Global Fashion Agenda, the organizers of Copenhagen Fashion Summit, is urging companies throughout the fashion industry to embrace environmentally and socially responsible practices, and maintains that companies like H&M are leading the way. If the future is to be bright for workers, as well as planet, technological innovation's impact on people within the supply chain must be monitored closely. If it isn't, the heaviest blow will be dealt to workers in garment factories around the world.

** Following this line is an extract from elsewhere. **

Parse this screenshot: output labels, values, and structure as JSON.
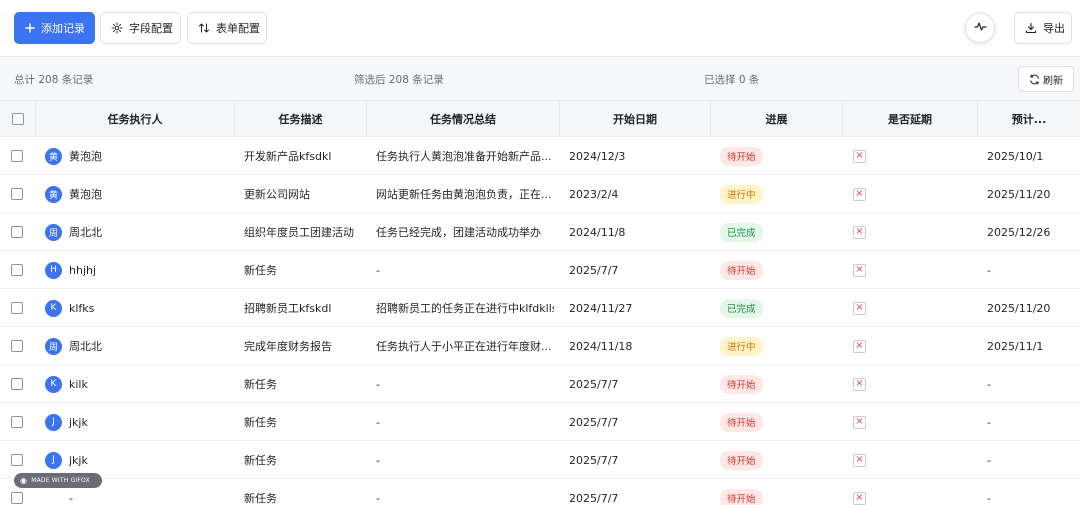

As Head of Effective Philanthropy at the C&A Foundation, a Swiss corporate organization that advocates for a fair and sustainable apparel industry, Lee Alexander Risby put it: "We do not have to let automation just happen to us." Panelists all agreed that policy makers and companies who own data and robots must consider the impacts that automation is both having and will have on workers around the world. The message? Humans are still in the driver's seat.
"We live in a fishbowl – a spaceship called Earth. We once thought our fishbowl was so large that pollution and the unlimited taking of resources would not matter. We were wrong," said David Roberts of the Silicon Valley benefit corporation Singularity University. "In our world, anything not fully circular poisons our small plant. Technology offers solutions, but leadership sets the speed of progress and adoption."
In fact, circularity is going to be the application that will constrain the fashion industry to an appropriate scale, according to Paul Dillinger, Vice President and Head of Global Product Innovation and Premium Collection Design at Levi Strauss & Co. Now, he said, six out of 10 garments we produce end up in a landfill or are incinerated within the first year of production. "It will force us to ask how much better the four could have been if the additional six had not been made,” said Dillinger, earning spirited applause from the audience.
While circularity and sustainable responsibility were the primary focus of this year's Copenhagen Fashion Summit, speakers' readiness to use the robotics to advocate for justice and equality for today's workers reflects the urgency that many feel for the fashion industry to evolve both environmentally and socially.